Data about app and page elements
Start of Block
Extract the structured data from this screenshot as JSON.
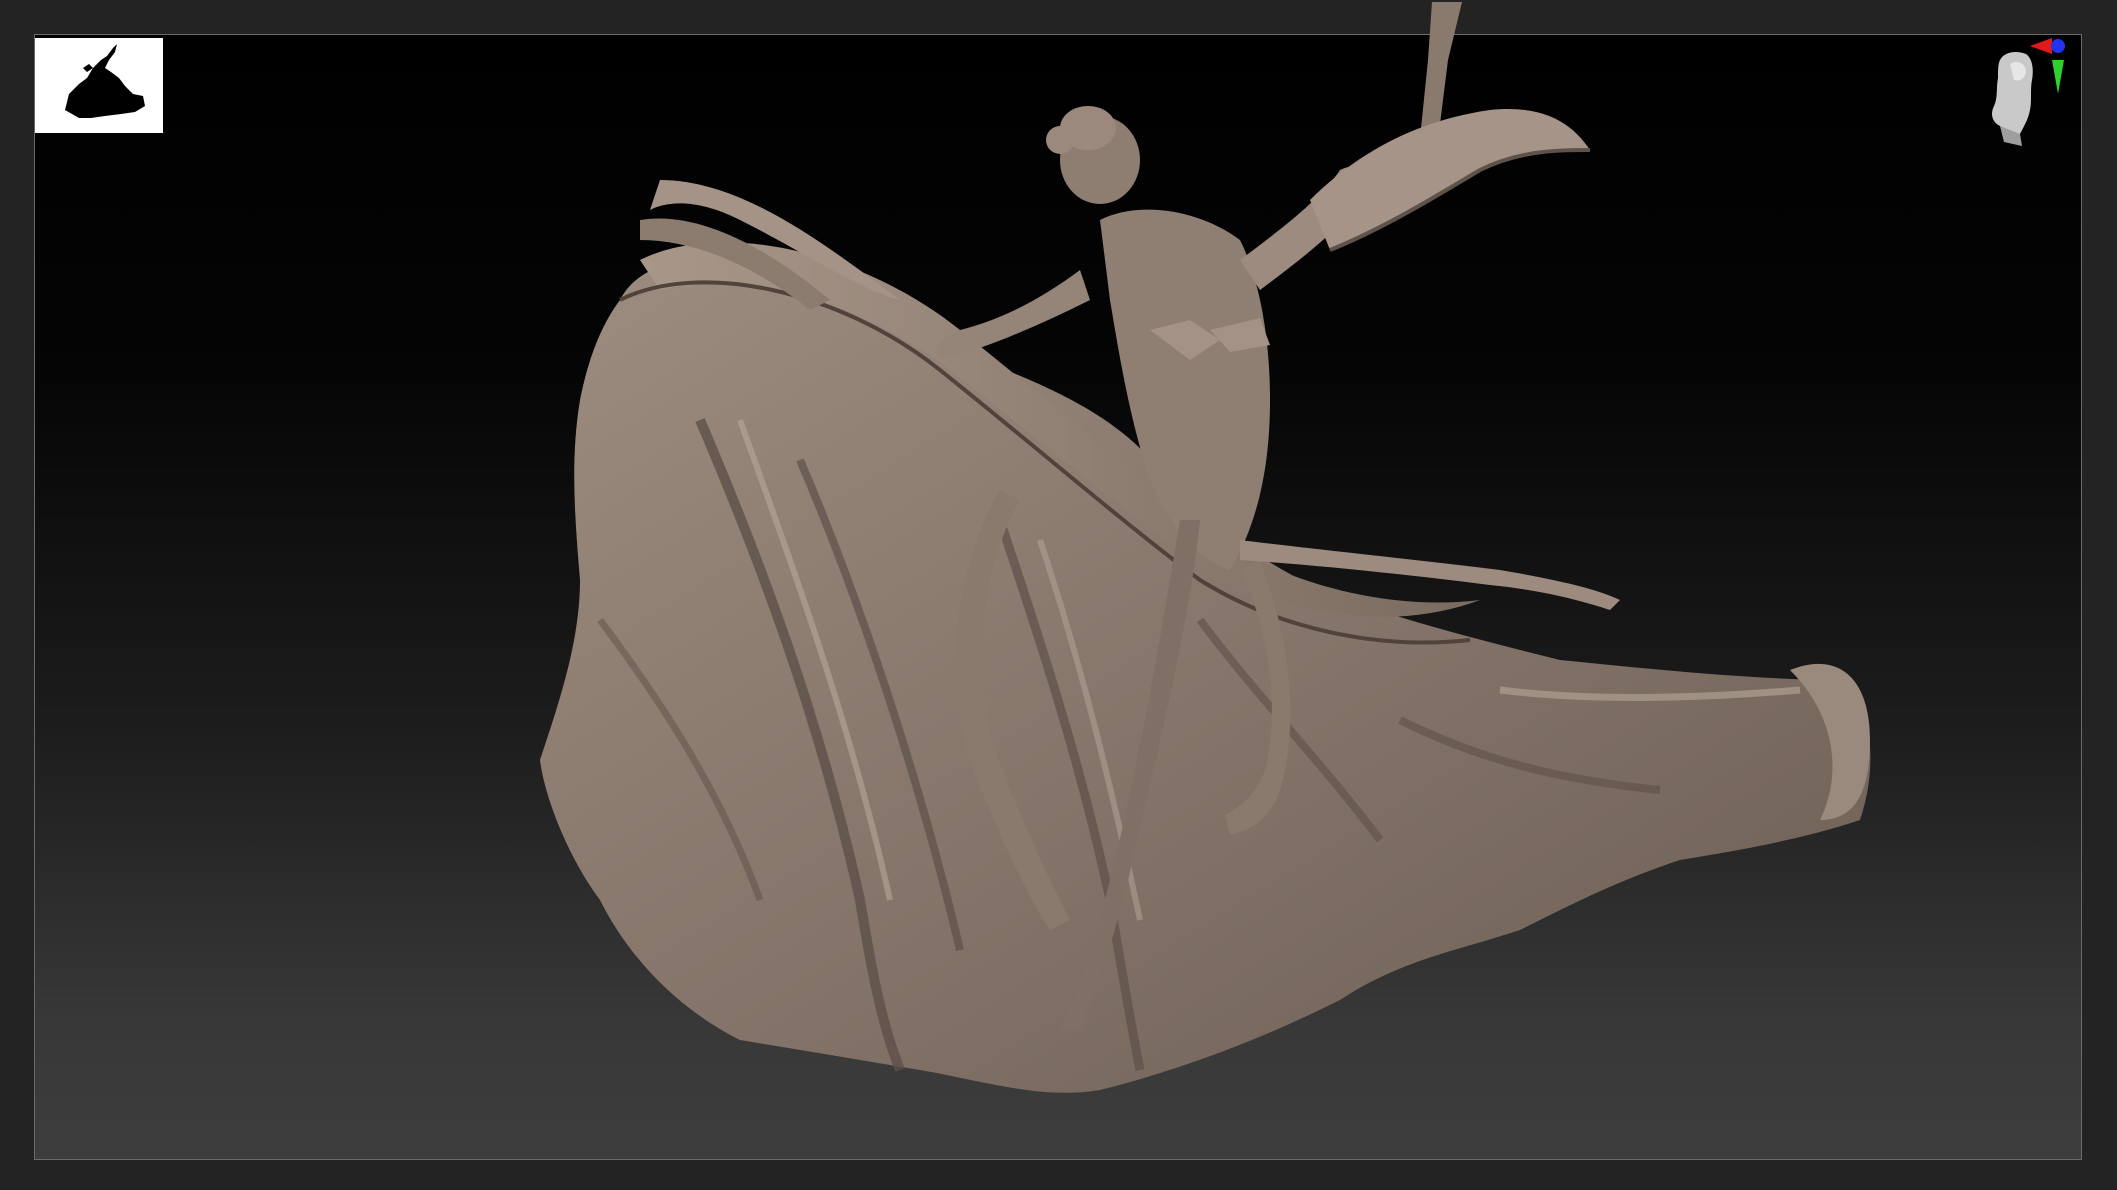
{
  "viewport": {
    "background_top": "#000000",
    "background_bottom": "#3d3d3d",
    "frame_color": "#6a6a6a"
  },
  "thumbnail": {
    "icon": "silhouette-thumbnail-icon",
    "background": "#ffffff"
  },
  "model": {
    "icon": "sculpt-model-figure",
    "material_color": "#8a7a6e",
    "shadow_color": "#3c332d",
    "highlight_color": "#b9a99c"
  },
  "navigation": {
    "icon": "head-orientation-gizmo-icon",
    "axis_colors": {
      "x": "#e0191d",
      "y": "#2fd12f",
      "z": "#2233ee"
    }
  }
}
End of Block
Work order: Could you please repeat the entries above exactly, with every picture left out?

Result of the task:
Extract the structured data from this screenshot as JSON.
{
  "viewport": {
    "background_top": "#000000",
    "background_bottom": "#3d3d3d",
    "frame_color": "#6a6a6a"
  },
  "thumbnail": {
    "icon": "silhouette-thumbnail-icon",
    "background": "#ffffff"
  },
  "model": {
    "icon": "sculpt-model-figure",
    "material_color": "#8a7a6e",
    "shadow_color": "#3c332d",
    "highlight_color": "#b9a99c"
  },
  "navigation": {
    "icon": "head-orientation-gizmo-icon",
    "axis_colors": {
      "x": "#e0191d",
      "y": "#2fd12f",
      "z": "#2233ee"
    }
  }
}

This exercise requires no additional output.